To evaluate the biomechanical differences between 10 trained trail and matched 9 trained road runners during barefoot (BF) and shod running trials. To determine whether trail runners possess characteristics that are favourable in reducing the risk of running-related injury (RRI) when compared to their road running counterparts kinematic and kinetic data were collected during overground running. Road running controls exhibited greater mean peak knee flexion and footstrike angle while shod compared to shod trail runners. Both groups presented with greater mean vertical loading rate, mean foot pronation (velocity and magnitude) when BF, compared to shod conditions. This paper suggests that road runners may be at greater risk for RRI in comparison to trail runners. Consistent with current evidence, habitually shod runners who engage in BF running may be at greater risk of RRI.
Reid Bean, Rachel Christy; Schwartz, Gregory; Albertus, Yumna; Prins, Danielle; and Tam, Nicholas
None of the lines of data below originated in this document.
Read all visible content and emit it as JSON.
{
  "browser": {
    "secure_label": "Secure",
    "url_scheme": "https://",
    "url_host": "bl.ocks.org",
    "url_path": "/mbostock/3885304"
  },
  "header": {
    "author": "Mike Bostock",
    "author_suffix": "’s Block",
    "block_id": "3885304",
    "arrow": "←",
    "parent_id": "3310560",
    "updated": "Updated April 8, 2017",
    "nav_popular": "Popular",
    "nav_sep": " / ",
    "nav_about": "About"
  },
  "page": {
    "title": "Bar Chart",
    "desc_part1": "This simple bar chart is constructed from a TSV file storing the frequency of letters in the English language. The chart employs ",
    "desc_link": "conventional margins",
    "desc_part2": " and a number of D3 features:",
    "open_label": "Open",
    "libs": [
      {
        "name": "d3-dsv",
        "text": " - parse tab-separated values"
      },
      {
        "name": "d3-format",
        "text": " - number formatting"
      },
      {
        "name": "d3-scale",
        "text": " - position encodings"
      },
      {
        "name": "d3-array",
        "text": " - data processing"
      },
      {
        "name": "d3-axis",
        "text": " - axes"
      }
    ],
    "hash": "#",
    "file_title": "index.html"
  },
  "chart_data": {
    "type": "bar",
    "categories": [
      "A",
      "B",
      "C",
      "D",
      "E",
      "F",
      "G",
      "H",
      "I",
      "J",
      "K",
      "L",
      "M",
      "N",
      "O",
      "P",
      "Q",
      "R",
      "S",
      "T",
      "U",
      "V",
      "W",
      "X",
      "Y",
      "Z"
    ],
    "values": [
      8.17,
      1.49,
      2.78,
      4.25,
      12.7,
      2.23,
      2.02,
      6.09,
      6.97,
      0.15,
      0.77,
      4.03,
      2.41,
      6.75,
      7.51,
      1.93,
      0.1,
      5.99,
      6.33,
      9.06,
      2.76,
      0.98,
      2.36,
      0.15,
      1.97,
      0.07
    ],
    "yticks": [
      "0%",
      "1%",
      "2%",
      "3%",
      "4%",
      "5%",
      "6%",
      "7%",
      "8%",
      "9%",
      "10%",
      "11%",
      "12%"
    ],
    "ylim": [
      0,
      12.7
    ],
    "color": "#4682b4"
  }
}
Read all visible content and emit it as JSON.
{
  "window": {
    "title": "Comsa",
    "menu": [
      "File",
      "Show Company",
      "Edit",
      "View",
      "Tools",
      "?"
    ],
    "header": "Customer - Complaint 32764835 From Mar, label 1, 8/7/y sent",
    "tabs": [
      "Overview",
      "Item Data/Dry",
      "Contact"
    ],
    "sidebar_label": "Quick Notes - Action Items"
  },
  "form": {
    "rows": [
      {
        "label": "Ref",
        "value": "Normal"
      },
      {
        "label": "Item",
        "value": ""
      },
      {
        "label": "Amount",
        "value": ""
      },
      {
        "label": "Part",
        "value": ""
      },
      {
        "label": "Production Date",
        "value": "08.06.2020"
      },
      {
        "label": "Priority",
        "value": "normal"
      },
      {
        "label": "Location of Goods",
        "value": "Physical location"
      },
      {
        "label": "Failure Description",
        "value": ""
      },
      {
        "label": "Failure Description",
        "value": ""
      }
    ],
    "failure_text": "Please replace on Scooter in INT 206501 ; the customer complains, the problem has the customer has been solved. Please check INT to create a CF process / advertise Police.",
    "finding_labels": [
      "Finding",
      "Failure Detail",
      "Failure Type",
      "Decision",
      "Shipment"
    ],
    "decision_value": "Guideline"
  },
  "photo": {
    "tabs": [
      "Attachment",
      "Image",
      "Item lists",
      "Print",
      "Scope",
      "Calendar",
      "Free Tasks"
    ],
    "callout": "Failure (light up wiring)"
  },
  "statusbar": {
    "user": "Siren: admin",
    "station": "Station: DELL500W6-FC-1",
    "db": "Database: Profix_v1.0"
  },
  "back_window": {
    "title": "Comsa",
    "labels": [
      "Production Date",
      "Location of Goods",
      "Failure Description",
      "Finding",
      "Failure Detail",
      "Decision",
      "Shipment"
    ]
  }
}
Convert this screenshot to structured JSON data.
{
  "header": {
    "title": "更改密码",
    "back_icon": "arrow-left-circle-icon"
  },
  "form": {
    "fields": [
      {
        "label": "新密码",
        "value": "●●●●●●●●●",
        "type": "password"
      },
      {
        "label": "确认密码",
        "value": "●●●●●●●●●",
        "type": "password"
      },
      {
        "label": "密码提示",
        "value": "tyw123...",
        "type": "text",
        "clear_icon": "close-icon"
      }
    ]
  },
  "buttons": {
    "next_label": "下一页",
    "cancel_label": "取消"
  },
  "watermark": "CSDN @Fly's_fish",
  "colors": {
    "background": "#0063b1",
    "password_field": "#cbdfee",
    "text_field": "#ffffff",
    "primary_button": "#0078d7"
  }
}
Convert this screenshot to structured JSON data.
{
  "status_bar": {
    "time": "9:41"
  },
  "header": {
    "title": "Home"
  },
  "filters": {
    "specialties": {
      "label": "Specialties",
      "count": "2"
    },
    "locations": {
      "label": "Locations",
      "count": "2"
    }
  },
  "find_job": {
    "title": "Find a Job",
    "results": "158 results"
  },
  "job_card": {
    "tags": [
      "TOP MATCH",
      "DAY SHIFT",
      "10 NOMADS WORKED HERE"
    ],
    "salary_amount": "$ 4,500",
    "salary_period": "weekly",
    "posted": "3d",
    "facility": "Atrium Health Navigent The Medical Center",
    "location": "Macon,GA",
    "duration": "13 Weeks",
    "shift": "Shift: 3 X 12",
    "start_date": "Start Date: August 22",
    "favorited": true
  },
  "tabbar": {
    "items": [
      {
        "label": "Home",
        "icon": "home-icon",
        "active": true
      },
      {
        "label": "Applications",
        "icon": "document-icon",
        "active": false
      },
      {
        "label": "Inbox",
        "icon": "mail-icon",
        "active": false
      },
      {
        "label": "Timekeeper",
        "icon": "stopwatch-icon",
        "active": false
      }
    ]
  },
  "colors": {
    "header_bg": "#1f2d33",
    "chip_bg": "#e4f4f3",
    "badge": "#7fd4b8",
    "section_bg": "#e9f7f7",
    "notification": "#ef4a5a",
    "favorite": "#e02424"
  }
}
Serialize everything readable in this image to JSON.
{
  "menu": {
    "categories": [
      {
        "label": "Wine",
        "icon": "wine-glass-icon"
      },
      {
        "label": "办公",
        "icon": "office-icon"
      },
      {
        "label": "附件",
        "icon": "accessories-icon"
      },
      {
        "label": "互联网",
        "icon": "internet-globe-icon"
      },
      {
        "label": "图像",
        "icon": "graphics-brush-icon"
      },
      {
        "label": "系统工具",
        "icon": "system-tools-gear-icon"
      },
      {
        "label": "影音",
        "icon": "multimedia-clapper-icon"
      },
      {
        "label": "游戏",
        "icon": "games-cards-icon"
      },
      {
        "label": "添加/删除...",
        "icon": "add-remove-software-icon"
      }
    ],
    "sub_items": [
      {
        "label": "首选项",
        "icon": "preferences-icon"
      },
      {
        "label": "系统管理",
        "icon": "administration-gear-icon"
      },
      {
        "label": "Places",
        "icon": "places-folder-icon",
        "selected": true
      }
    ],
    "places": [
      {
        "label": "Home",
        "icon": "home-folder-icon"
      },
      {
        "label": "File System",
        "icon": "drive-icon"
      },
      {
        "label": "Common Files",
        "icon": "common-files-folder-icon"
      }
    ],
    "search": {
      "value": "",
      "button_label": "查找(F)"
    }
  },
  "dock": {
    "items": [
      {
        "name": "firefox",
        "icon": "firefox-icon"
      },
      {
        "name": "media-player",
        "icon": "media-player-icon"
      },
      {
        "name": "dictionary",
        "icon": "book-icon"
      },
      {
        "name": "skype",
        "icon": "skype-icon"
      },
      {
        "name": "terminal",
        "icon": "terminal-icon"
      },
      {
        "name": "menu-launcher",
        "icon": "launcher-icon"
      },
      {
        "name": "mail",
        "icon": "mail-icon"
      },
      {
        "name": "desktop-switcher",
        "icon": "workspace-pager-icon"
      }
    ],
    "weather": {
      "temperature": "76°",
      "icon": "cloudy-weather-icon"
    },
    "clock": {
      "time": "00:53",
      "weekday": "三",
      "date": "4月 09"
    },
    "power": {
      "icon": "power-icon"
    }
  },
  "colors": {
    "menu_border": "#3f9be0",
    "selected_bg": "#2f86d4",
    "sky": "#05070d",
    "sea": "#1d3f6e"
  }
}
"RISK OF INJURY IN TRAIL RUNNING: A PRELIMINARY STUDY,"
ISBS Proceedings Archive: Vol. 35:
1, Article 96.
Available at: https://commons.nmu.edu/isbs/vol35/iss1/96